In our tech savvy world is experimentation on animals really necessary?
Did you know that organizations worldwide are still experimenting on animals when there are several other viable alternatives at their fingertips? Canada is one of 6 countries cited in the Journal of Military Medicine that still uses animals in their medical training. Think about how many times in the course of your day you turn to either your laptop, ipad or phone to communicate with friends and family or to do schoolwork. With technology available today, there is no valid reason for animals to sacrifice their lives.
One of the major justifications given for this treatment of animals is that it is necessary to save human lives -- the us vs. them mentality: they must suffer so we don’t. However, this is not true, according to Forcechange.com. Several studies performed by animal rights organizations as well as the Journal of American Medical Association and the British Medical Journal show that lifelike human simulators such as Simulab’s TraumaMan, as well as training in hospital emergency rooms and staged reenactments of the battlefield are all more effective ways to train medical professionals than inflicting deliberate harm on animals whose makeup is not much like our own (The Humane Society of the United States) (All-Creatures.org).
We must put pressure on the governments and companies that still use animals in their research and insist they look to technology for more humane methods. In Canada, the Department of Natural Defence exposes live pigs to chemical agents and deliberately injures them to help train military personnel on how to treat wounds on the battlefield.
In an article by Randy Boswell at Postmedia News , Marie-Helene Brisson from Canada’s Department of National Defence confirmed that the “the DND currently does use live tissue training to provide advanced military training for specific operational requirements” but that “the department is actively investigating alternate approaches to training healthcare professionals.” She emphasized that saving lives on the battlefield was their top priority.
Although this is an encouraging statement, People for the Ethical Treatment of Animal’s Justin Goodman who is in talks with the DND said that we still need to keep petitioning Canada’s Minister of National Defense, Peter MacKay, about this issue because it is far from resolved.
Initially PETA wrote the Minister of National Defense in May 2012 and since then there has been correspondence and phone calls back and forth, but no real progress. As of this posting, they are still waiting for a formal reply from Canada’s Department of National Defence.
“There is no sense of whether the reply will be positive or negative,” Goodman said.
Canada should not be our only focus though. The other five NATO countries listed in the Journal of Military Medicine included the U.S., Norway, Denmark, Poland and Britain.
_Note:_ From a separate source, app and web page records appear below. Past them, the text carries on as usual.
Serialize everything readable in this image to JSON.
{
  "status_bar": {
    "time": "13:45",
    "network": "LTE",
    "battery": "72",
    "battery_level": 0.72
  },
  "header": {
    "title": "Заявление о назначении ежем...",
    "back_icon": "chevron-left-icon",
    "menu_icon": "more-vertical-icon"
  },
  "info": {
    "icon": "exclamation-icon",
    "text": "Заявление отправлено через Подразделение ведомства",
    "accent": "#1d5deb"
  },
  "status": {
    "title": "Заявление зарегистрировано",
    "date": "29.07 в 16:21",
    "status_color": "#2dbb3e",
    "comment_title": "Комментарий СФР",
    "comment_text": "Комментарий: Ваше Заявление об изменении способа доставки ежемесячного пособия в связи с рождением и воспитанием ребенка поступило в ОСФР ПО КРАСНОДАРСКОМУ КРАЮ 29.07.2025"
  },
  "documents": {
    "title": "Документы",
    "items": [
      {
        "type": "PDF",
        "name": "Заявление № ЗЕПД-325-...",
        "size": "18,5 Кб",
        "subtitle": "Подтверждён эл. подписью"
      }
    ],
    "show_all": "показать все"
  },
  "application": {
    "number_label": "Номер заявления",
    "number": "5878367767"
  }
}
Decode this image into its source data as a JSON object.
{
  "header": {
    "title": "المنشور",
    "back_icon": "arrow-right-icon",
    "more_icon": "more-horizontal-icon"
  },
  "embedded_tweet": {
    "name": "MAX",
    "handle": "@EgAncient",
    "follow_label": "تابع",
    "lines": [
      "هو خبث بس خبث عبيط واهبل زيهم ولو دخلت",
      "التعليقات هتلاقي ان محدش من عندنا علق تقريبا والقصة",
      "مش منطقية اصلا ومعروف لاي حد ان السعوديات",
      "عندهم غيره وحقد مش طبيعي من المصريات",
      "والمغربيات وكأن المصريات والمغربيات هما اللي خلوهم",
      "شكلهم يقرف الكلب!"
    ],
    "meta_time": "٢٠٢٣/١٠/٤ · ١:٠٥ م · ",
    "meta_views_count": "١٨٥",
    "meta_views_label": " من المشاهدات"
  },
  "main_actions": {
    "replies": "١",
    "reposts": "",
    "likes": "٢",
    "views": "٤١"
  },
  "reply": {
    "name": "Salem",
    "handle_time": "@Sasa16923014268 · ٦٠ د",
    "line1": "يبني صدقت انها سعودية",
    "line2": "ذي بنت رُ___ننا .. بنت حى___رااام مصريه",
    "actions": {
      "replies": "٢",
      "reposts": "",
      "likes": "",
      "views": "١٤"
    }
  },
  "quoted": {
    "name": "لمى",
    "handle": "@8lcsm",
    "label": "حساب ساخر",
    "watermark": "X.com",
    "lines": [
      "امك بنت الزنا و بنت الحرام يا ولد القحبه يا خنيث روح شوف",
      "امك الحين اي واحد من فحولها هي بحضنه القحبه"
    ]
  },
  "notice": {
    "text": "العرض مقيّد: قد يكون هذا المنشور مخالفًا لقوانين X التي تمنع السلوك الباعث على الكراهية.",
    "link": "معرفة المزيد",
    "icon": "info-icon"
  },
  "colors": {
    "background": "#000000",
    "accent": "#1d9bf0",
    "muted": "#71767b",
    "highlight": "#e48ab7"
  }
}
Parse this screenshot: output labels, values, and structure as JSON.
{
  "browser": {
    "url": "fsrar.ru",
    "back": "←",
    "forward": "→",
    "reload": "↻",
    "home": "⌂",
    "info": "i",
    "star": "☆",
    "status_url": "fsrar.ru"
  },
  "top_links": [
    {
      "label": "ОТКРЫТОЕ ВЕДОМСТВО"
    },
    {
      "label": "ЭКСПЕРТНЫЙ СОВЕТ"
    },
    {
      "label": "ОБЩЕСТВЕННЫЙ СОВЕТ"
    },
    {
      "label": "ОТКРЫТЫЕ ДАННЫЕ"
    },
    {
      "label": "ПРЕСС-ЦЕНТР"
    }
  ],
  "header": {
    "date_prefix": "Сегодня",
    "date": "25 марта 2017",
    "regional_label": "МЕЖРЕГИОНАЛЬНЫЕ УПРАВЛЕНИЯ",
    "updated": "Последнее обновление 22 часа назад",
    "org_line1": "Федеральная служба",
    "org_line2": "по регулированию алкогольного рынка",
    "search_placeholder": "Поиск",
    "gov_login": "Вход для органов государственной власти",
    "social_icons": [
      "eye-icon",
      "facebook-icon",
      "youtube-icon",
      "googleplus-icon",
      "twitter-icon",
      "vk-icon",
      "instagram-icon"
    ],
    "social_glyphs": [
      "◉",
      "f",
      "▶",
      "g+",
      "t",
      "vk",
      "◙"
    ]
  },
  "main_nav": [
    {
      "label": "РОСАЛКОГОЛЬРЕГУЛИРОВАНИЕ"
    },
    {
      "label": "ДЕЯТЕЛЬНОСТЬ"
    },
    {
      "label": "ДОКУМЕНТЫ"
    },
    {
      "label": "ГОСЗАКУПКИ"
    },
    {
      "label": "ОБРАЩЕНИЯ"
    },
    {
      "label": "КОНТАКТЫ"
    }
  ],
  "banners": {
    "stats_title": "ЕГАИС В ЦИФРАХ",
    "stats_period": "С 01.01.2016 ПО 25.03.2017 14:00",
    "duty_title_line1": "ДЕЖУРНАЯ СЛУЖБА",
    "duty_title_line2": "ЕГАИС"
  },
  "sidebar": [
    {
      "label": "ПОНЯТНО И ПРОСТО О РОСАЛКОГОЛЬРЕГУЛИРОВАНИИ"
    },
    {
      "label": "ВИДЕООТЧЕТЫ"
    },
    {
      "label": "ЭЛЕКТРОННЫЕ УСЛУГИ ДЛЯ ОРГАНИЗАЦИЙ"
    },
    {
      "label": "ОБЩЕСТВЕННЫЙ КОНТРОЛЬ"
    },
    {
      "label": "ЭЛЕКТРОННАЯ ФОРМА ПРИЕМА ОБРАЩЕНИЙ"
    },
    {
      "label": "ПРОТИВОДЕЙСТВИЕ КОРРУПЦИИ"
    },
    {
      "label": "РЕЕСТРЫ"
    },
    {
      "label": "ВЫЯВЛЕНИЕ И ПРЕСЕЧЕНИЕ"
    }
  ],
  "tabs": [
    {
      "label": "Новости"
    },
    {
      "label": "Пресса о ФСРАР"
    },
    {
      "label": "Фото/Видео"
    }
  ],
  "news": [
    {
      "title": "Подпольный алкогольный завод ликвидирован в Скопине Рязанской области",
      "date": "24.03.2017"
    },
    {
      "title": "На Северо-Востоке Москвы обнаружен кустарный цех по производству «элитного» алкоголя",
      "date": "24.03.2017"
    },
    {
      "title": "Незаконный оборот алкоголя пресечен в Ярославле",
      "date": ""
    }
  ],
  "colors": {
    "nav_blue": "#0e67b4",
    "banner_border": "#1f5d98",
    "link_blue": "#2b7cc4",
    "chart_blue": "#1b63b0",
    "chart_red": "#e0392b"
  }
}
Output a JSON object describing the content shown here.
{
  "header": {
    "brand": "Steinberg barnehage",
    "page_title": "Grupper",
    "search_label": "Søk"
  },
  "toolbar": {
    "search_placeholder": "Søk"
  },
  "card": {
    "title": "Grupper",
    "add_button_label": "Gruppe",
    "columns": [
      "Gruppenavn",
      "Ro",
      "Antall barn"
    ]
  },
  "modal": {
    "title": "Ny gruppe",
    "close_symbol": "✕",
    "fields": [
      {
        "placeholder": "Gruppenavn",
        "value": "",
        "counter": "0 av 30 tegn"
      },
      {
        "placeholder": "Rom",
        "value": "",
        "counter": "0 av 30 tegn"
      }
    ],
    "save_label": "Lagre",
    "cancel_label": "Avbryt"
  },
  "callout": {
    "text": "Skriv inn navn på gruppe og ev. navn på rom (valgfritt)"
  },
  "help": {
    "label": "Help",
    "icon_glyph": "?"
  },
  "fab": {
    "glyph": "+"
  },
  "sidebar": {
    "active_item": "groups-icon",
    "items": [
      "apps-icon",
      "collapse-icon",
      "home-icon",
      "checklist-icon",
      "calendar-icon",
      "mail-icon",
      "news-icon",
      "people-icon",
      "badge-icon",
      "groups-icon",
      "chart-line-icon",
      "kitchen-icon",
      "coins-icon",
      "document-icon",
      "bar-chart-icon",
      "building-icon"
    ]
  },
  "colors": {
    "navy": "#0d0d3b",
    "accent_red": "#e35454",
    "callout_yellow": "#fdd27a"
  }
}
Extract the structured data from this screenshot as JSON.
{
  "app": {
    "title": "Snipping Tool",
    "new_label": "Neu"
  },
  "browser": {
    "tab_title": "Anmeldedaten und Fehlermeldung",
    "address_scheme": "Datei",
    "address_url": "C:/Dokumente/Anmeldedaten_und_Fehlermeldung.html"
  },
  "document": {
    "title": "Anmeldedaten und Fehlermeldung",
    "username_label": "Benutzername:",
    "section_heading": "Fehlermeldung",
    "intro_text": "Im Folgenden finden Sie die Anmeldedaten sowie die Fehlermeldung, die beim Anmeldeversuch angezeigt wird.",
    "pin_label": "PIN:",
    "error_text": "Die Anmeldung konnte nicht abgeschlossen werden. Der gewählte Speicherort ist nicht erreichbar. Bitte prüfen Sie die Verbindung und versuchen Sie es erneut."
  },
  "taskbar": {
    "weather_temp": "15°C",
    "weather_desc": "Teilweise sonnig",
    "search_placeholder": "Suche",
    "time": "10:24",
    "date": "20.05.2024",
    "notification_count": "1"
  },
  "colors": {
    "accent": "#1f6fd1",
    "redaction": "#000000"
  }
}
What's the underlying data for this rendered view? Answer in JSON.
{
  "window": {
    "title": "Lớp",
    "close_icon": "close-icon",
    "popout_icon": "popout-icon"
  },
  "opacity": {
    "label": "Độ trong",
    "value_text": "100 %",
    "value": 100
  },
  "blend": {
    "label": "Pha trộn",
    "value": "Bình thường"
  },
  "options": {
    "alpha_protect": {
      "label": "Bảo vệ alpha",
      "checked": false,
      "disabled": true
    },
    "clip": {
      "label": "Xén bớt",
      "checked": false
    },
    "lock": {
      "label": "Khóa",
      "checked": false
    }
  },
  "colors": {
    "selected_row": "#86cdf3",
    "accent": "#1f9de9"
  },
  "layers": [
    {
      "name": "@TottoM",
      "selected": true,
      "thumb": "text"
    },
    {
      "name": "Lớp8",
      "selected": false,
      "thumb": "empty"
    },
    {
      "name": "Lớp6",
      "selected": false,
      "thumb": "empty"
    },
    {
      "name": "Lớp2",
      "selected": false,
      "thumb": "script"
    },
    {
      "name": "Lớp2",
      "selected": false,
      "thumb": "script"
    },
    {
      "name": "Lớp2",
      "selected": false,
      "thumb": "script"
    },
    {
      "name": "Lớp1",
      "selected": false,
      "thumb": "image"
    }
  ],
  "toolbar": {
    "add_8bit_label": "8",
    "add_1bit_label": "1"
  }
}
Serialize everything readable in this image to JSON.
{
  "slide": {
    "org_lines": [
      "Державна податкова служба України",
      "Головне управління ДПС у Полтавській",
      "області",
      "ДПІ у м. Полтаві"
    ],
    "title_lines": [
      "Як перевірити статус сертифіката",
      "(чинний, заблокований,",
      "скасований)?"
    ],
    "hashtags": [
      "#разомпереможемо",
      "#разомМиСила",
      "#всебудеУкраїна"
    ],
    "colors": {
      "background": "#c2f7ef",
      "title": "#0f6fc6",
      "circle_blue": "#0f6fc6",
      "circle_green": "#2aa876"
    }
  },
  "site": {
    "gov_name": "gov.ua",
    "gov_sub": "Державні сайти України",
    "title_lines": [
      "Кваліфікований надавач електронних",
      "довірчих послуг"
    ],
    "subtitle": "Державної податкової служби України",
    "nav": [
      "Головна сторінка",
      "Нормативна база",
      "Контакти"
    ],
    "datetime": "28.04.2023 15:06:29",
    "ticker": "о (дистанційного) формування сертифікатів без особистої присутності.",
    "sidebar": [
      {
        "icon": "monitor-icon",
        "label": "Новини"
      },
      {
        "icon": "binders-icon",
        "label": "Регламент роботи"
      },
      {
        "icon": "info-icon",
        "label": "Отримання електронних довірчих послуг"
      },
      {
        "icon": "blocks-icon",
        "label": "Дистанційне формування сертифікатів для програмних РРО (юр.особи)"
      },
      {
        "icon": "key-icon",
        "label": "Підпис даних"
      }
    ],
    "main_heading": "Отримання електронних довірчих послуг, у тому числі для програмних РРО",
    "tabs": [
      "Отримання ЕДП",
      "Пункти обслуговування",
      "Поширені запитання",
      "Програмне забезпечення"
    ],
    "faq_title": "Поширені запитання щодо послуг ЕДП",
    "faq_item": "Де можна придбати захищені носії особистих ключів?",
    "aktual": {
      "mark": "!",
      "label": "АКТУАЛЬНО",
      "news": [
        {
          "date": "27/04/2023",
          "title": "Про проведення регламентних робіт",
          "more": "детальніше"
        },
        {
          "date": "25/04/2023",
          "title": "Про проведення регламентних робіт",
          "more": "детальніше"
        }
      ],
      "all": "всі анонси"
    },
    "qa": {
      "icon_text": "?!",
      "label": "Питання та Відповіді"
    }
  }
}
In America, although there has been advancements in animal rights like the successful 2011 campaign to stop the use of vervet monkeys in chemical warfare training, there are still many acts of animal cruelty that are occurring under the guise of life-saving medical research. U.S military still uses smaller creatures like rabbits and mice, not protected under the Animal Welfare Act, to practice surgical procedures, and of course there is still the ongoing concern of animal testing on consumer products like cosmetics and other household items (PETA).
Canada’s DND and others guilty of animal cruelty can no longer excuse themselves by saying it is necessary to save human lives. YOU can help stop these inhumane practices in several ways:
2) Be more aware of the products you use and which ones test on animals or have animal byproduct in their ingredients. You can find an up-to-date listing at vegetariansite.com.
3) In the United States, politely write to your local Congressman and ask him or her to support the Battlefield Excellence through superior Training Act that is still before Congress. Ask your parents and friends to do the same. The more voices they hear, the stronger our message will be.
YOUR voice does matter. Together we can show the world that we need to respect and protect our fellow creatures, not use them for our own purposes.
Image courtesy of Tom Curtis/FreeDigitalPhotos.net